Overall, supraglottic airway devices have revolutionized airway management during anesthesia. Their ease of use and high success rates in establishing and maintaining airway patency have made them a popular choice among healthcare professionals. It is essential to choose the correct supraglottic airway device for the patient and the procedure to minimize the risk of complications and ensure patient safety.

Device Indications Contraindications
Laryngeal Mask Airway (LMA) Spontaneously breathing patients undergoing general anesthesia Full stomach, upper airway obstruction, trauma to the airway
Combitube Emergency airway management Known esophageal disease, esophageal varices, esophageal or gastric surgery, neck or thoracic trauma
King LT Difficult airways Evidence of esophageal or tracheal injury, anatomical abnormalities of the airway

Supraglottic airway devices are an important tool in the arsenal of healthcare professionals for establishing and maintaining a patent airway during anesthesia. They are associated with high success rates and fewer complications than endotracheal intubation, making them a popular choice among healthcare professionals. However, it is essential to choose the right device for the patient and procedure to minimize the risk of complications and ensure patient safety.

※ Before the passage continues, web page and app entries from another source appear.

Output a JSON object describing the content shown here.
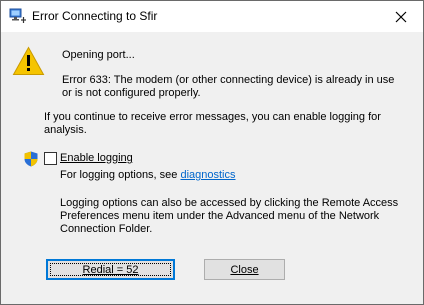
{
  "window": {
    "title": "Error Connecting to Sfir"
  },
  "message": {
    "opening": "Opening port...",
    "error_line1": "Error 633: The modem (or other connecting device) is already in use",
    "error_line2": "or is not configured properly.",
    "advice_line1": "If you continue to receive error messages, you can enable logging for",
    "advice_line2": "analysis."
  },
  "logging": {
    "checkbox_label": "Enable logging",
    "options_prefix": "For logging options, see ",
    "diagnostics_link": "diagnostics",
    "access_line1": "Logging options can also be accessed by clicking the Remote Access",
    "access_line2": "Preferences menu item under the Advanced menu of the Network",
    "access_line3": "Connection Folder."
  },
  "buttons": {
    "redial": "Redial = 52",
    "close": "Close"
  },
  "icons": {
    "title": "network-connection-icon",
    "warning": "warning-icon",
    "shield": "uac-shield-icon",
    "close": "close-icon"
  },
  "colors": {
    "link": "#0066cc",
    "default_button_border": "#0078d7",
    "warning_yellow": "#f5c400"
  }
}
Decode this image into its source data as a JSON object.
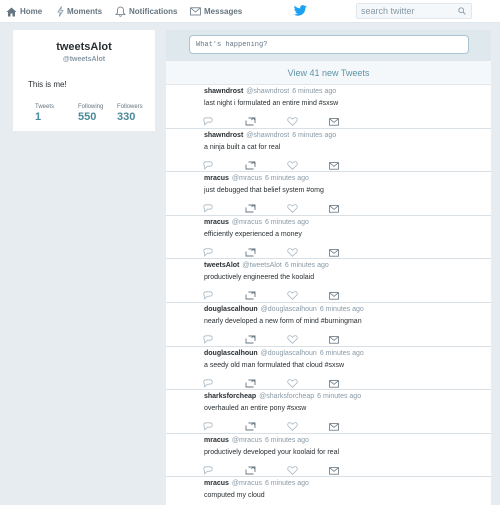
{
  "nav": {
    "home": "Home",
    "moments": "Moments",
    "notifications": "Notifications",
    "messages": "Messages"
  },
  "search": {
    "placeholder": "search twitter"
  },
  "profile": {
    "name": "tweetsAlot",
    "handle": "@tweetsAlot",
    "bio": "This is me!",
    "stats": {
      "tweets_label": "Tweets",
      "tweets_value": "1",
      "following_label": "Following",
      "following_value": "550",
      "followers_label": "Followers",
      "followers_value": "330"
    }
  },
  "compose": {
    "placeholder": "What's happening?"
  },
  "new_tweets": "View 41 new Tweets",
  "tweets": [
    {
      "name": "shawndrost",
      "handle": "@shawndrost",
      "time": "6 minutes ago",
      "text": "last night i formulated an entire mind #sxsw"
    },
    {
      "name": "shawndrost",
      "handle": "@shawndrost",
      "time": "6 minutes ago",
      "text": "a ninja built a cat for real"
    },
    {
      "name": "mracus",
      "handle": "@mracus",
      "time": "6 minutes ago",
      "text": "just debugged that belief system #omg"
    },
    {
      "name": "mracus",
      "handle": "@mracus",
      "time": "6 minutes ago",
      "text": "efficiently experienced a money"
    },
    {
      "name": "tweetsAlot",
      "handle": "@tweetsAlot",
      "time": "6 minutes ago",
      "text": "productively engineered the koolaid"
    },
    {
      "name": "douglascalhoun",
      "handle": "@douglascalhoun",
      "time": "6 minutes ago",
      "text": "nearly developed a new form of mind #burningman"
    },
    {
      "name": "douglascalhoun",
      "handle": "@douglascalhoun",
      "time": "6 minutes ago",
      "text": "a seedy old man formulated that cloud #sxsw"
    },
    {
      "name": "sharksforcheap",
      "handle": "@sharksforcheap",
      "time": "6 minutes ago",
      "text": "overhauled an entire pony #sxsw"
    },
    {
      "name": "mracus",
      "handle": "@mracus",
      "time": "6 minutes ago",
      "text": "productively developed your koolaid for real"
    },
    {
      "name": "mracus",
      "handle": "@mracus",
      "time": "6 minutes ago",
      "text": "computed my cloud"
    }
  ],
  "icons": {
    "home": "home-icon",
    "moments": "lightning-icon",
    "notifications": "bell-icon",
    "messages": "envelope-icon",
    "brand": "twitter-bird-icon",
    "search": "search-icon",
    "reply": "reply-icon",
    "retweet": "retweet-icon",
    "like": "heart-icon",
    "dm": "direct-message-icon"
  },
  "colors": {
    "accent": "#1da1f2",
    "background": "#e6ecf0",
    "stat_value": "#4a8a9a",
    "link": "#5c93a8"
  }
}
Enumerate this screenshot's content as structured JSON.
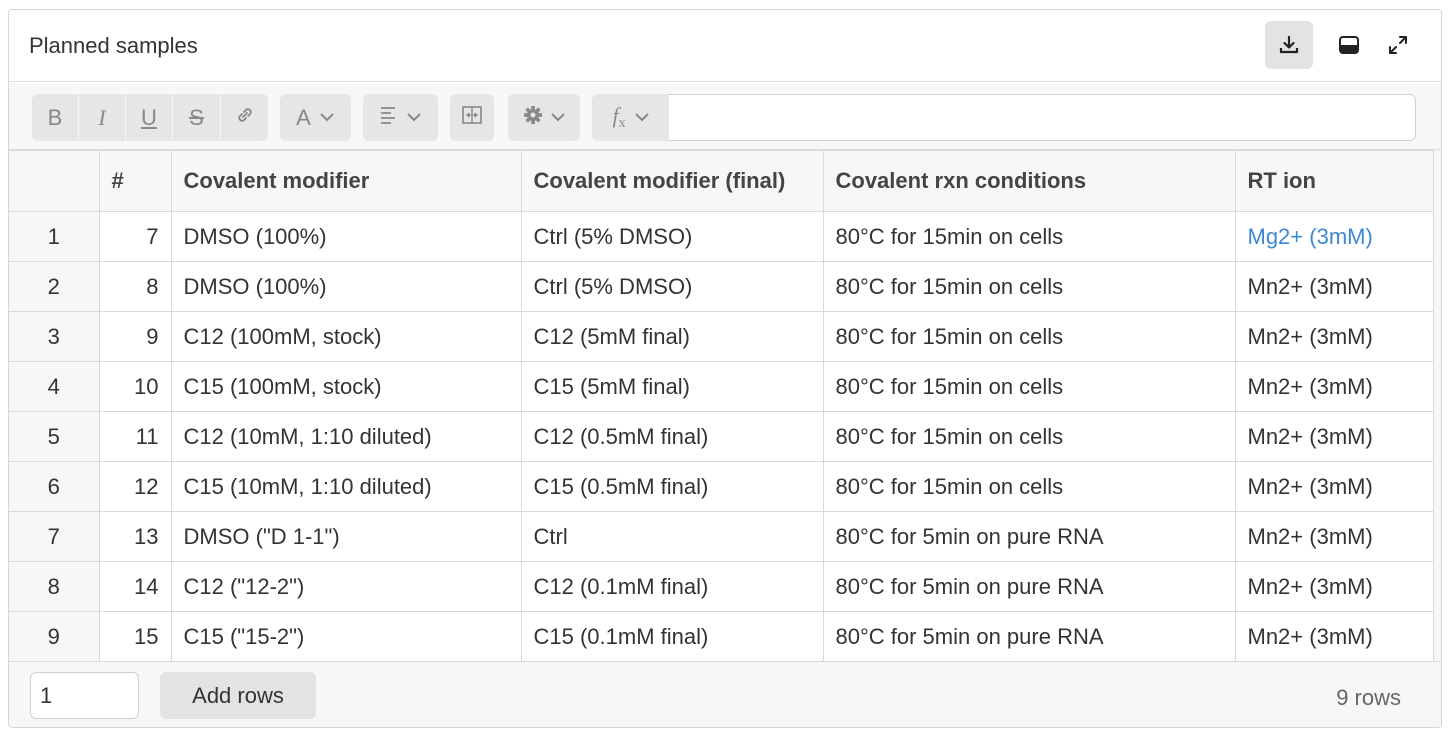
{
  "header": {
    "title": "Planned samples",
    "icons": [
      "download-icon",
      "panel-icon",
      "expand-icon"
    ]
  },
  "toolbar": {
    "buttons": [
      {
        "name": "bold",
        "glyph": "B"
      },
      {
        "name": "italic",
        "glyph": "I"
      },
      {
        "name": "underline",
        "glyph": "U"
      },
      {
        "name": "strikethrough",
        "glyph": "S"
      },
      {
        "name": "link",
        "glyph": "link-icon"
      },
      {
        "name": "text-color",
        "glyph": "A"
      },
      {
        "name": "align",
        "glyph": "align-left-icon"
      },
      {
        "name": "merge",
        "glyph": "merge-icon"
      },
      {
        "name": "settings",
        "glyph": "gear-icon"
      },
      {
        "name": "formula",
        "glyph": "fx"
      }
    ],
    "formula_value": ""
  },
  "table": {
    "columns": [
      "",
      "#",
      "Covalent modifier",
      "Covalent modifier (final)",
      "Covalent rxn conditions",
      "RT ion"
    ],
    "rows": [
      {
        "rn": "1",
        "num": "7",
        "modifier": "DMSO (100%)",
        "final": "Ctrl (5% DMSO)",
        "conditions": "80°C for 15min on cells",
        "ion": "Mg2+ (3mM)"
      },
      {
        "rn": "2",
        "num": "8",
        "modifier": "DMSO (100%)",
        "final": "Ctrl (5% DMSO)",
        "conditions": "80°C for 15min on cells",
        "ion": "Mn2+ (3mM)"
      },
      {
        "rn": "3",
        "num": "9",
        "modifier": "C12 (100mM, stock)",
        "final": "C12 (5mM final)",
        "conditions": "80°C for 15min on cells",
        "ion": "Mn2+ (3mM)"
      },
      {
        "rn": "4",
        "num": "10",
        "modifier": "C15 (100mM, stock)",
        "final": "C15 (5mM final)",
        "conditions": "80°C for 15min on cells",
        "ion": "Mn2+ (3mM)"
      },
      {
        "rn": "5",
        "num": "11",
        "modifier": "C12 (10mM, 1:10 diluted)",
        "final": "C12 (0.5mM final)",
        "conditions": "80°C for 15min on cells",
        "ion": "Mn2+ (3mM)"
      },
      {
        "rn": "6",
        "num": "12",
        "modifier": "C15 (10mM, 1:10 diluted)",
        "final": "C15 (0.5mM final)",
        "conditions": "80°C for 15min on cells",
        "ion": "Mn2+ (3mM)"
      },
      {
        "rn": "7",
        "num": "13",
        "modifier": "DMSO (\"D 1-1\")",
        "final": "Ctrl",
        "conditions": "80°C for 5min on pure RNA",
        "ion": "Mn2+ (3mM)"
      },
      {
        "rn": "8",
        "num": "14",
        "modifier": "C12 (\"12-2\")",
        "final": "C12 (0.1mM final)",
        "conditions": "80°C for 5min on pure RNA",
        "ion": "Mn2+ (3mM)"
      },
      {
        "rn": "9",
        "num": "15",
        "modifier": "C15 (\"15-2\")",
        "final": "C15 (0.1mM final)",
        "conditions": "80°C for 5min on pure RNA",
        "ion": "Mn2+ (3mM)"
      }
    ]
  },
  "footer": {
    "rows_input_value": "1",
    "add_rows_label": "Add rows",
    "row_count": "9 rows"
  },
  "colors": {
    "link": "#3d88d4",
    "toolbar_bg": "#f7f7f7",
    "button_bg": "#e6e6e6",
    "border": "#d9d9d9"
  }
}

FAQs: What Does Supraglottic Mean in Medical Terms?

1. What is the definition of supraglottic?

In medical terms, supraglottic refers to anything that is located above or around the glottis, which is the opening between the vocal cords in the larynx.

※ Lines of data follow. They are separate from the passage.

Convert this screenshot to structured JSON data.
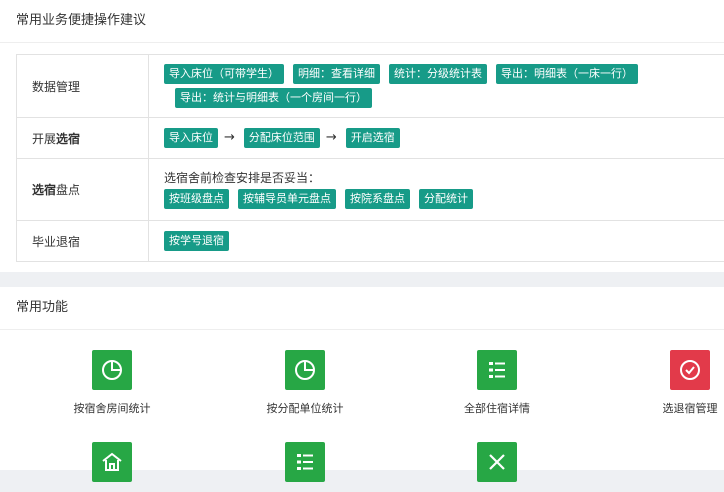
{
  "section1": {
    "title": "常用业务便捷操作建议",
    "rows": [
      {
        "label": "数据管理",
        "tags": [
          "导入床位（可带学生）",
          "明细：查看详细",
          "统计：分级统计表",
          "导出：明细表（一床一行）",
          "导出：统计与明细表（一个房间一行）"
        ]
      },
      {
        "label_pre": "开展",
        "label_bold": "选宿",
        "steps": [
          "导入床位",
          "分配床位范围",
          "开启选宿"
        ],
        "arrow": "→"
      },
      {
        "label_bold": "选宿",
        "label_post": "盘点",
        "note": "选宿舍前检查安排是否妥当：",
        "tags": [
          "按班级盘点",
          "按辅导员单元盘点",
          "按院系盘点",
          "分配统计"
        ]
      },
      {
        "label": "毕业退宿",
        "tags": [
          "按学号退宿"
        ]
      }
    ]
  },
  "section2": {
    "title": "常用功能",
    "items": [
      {
        "label": "按宿舍房间统计",
        "icon": "pie-chart-icon",
        "color": "#27a745"
      },
      {
        "label": "按分配单位统计",
        "icon": "pie-chart-icon",
        "color": "#27a745"
      },
      {
        "label": "全部住宿详情",
        "icon": "list-icon",
        "color": "#27a745"
      },
      {
        "label": "选退宿管理",
        "icon": "check-circle-icon",
        "color": "#e23a4a"
      },
      {
        "label": "",
        "icon": "home-icon",
        "color": "#27a745"
      },
      {
        "label": "",
        "icon": "list-icon",
        "color": "#27a745"
      },
      {
        "label": "",
        "icon": "close-icon",
        "color": "#27a745"
      }
    ]
  }
}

2. What are some examples of supraglottic structures?

The epiglottis, arytenoid cartilages, and false vocal cords are all examples of supraglottic structures.

3. Why is understanding supraglottic anatomy important?

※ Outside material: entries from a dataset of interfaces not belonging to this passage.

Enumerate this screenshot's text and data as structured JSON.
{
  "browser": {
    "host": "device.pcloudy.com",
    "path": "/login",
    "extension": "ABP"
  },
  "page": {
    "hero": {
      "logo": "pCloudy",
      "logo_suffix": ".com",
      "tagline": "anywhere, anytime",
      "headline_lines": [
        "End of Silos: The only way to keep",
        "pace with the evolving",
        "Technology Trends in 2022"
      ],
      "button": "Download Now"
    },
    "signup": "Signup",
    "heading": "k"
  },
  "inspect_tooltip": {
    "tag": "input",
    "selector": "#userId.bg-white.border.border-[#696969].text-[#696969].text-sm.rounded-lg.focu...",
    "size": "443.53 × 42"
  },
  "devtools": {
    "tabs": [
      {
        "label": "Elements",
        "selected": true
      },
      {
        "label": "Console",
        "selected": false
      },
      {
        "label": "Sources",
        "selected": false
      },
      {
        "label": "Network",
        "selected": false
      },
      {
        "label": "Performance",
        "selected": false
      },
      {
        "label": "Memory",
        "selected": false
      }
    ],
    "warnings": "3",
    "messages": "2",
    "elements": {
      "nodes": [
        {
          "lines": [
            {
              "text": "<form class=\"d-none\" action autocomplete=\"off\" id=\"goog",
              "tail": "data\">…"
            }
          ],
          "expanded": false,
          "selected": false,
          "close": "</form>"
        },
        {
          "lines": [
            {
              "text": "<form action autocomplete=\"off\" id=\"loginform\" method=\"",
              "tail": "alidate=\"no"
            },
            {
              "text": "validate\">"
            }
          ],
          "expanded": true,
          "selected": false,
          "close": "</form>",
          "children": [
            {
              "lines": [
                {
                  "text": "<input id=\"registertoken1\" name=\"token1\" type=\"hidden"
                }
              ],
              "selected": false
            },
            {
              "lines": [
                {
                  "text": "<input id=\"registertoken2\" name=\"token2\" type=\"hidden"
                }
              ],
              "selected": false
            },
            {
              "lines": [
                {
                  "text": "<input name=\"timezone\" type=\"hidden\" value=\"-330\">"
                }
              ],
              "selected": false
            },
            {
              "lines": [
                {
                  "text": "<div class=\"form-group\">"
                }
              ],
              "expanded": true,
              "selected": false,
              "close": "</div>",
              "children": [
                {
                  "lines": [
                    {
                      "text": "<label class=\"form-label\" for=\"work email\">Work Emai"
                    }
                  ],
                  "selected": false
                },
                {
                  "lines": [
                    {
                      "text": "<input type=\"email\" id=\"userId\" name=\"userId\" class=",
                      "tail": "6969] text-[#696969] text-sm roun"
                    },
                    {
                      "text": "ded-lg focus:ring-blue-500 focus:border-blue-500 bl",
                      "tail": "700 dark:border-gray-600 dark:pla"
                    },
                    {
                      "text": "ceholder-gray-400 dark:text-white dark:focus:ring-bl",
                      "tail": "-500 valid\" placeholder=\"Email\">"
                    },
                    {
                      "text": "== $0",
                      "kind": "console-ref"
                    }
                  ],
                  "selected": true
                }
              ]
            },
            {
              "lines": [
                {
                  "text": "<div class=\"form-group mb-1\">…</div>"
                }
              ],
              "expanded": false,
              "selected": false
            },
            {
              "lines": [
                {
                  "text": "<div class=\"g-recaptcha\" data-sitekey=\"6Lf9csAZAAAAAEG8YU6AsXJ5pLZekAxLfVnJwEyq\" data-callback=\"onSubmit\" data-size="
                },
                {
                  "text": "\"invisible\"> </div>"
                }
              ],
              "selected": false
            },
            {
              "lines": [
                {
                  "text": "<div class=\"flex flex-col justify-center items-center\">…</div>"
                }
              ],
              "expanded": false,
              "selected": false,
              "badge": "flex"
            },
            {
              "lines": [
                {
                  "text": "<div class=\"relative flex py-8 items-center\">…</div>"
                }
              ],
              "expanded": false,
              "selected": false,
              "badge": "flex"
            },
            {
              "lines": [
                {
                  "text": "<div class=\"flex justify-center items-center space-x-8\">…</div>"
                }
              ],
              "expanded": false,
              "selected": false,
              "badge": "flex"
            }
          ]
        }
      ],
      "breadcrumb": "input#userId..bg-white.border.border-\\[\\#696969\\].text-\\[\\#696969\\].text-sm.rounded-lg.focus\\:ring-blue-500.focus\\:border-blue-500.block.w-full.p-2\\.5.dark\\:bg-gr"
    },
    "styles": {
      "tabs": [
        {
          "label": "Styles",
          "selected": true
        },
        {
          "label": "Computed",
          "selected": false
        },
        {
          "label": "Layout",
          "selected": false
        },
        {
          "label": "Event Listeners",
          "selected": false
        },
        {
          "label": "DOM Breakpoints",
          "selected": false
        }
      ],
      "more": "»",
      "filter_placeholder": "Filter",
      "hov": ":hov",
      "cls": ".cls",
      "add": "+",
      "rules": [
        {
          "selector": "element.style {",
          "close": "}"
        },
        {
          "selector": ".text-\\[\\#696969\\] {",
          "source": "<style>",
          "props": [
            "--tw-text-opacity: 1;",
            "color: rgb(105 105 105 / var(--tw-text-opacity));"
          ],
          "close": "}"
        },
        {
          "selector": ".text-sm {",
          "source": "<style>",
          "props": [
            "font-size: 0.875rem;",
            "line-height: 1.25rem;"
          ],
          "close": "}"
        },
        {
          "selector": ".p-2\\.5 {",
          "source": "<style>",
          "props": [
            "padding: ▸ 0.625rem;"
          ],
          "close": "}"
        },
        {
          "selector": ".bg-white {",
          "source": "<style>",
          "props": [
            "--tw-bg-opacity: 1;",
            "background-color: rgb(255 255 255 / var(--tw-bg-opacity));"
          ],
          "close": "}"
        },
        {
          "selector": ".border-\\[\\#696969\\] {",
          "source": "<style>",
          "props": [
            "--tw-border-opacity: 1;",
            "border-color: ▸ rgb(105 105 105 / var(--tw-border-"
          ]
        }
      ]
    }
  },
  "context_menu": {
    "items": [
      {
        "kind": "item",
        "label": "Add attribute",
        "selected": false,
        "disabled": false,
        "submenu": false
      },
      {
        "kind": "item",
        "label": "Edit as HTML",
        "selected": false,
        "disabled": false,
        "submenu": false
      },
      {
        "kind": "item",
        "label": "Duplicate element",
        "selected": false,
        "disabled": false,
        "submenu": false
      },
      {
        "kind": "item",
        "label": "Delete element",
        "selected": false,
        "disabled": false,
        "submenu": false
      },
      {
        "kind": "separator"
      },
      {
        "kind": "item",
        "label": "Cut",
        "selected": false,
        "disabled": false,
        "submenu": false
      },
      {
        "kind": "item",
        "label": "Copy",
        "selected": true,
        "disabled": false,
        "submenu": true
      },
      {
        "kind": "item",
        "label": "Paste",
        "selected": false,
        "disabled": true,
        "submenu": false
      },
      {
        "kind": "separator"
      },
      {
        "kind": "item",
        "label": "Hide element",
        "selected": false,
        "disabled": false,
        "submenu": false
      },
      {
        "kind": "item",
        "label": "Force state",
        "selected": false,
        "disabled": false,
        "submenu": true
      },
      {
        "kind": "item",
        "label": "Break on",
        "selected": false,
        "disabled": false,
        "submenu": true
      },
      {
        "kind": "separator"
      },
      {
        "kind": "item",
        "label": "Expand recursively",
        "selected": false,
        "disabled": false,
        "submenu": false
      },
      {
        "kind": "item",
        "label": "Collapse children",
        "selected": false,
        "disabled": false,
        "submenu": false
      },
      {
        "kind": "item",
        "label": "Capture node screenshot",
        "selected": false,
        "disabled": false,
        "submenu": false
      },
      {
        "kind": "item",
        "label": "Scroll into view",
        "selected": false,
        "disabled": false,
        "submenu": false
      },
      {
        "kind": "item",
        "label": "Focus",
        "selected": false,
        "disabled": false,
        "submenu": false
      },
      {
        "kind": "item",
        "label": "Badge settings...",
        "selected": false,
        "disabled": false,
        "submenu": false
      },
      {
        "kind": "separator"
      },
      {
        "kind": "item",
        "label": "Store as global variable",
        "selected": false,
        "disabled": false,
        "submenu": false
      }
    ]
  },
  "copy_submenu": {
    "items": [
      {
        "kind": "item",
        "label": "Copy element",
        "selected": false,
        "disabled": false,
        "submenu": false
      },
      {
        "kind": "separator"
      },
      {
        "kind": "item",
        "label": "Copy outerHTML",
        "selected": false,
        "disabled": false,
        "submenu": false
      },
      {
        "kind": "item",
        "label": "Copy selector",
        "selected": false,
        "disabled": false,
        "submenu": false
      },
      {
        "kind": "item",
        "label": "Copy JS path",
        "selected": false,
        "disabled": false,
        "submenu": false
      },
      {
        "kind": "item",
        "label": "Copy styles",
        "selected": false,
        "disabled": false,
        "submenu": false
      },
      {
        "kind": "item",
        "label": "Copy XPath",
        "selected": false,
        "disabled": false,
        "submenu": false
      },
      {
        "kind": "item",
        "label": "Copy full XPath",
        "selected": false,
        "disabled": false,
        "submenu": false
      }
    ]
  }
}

Understanding supraglottic anatomy is important for a number of medical procedures, such as airway management and endotracheal intubation, as well as for diagnosing and treating various conditions that affect the larynx and surrounding structures.

4. What is supraglottic airway management?

Supraglottic airway management is a technique used to manage airway obstruction by inserting a device into the oropharynx to bypass the upper airway and deliver oxygen directly to the lungs.

5. How does supraglottic intubation differ from traditional endotracheal intubation?

Supraglottic intubation involves placing a device such as a laryngeal mask airway or pharyngeal airway into the oropharynx, while traditional endotracheal intubation involves passing a tube through the mouth or nose and into the trachea.

6. What are some complications associated with supraglottic airway management?

Possible complications of supraglottic airway management include airway obstruction, aspiration, and laryngospasm.

7. What conditions might require supraglottic airway management?

Supraglottic airway management may be necessary in a variety of emergency and surgical situations, including cardiac arrest, respiratory distress, and general anesthesia.

Closing: Thanks for Reading!

We hope this overview of what supraglottic means in medical terms has been helpful for you. If you have any further questions or concerns, please don’t hesitate to contact your healthcare provider. Be sure to visit us again soon for more informative articles!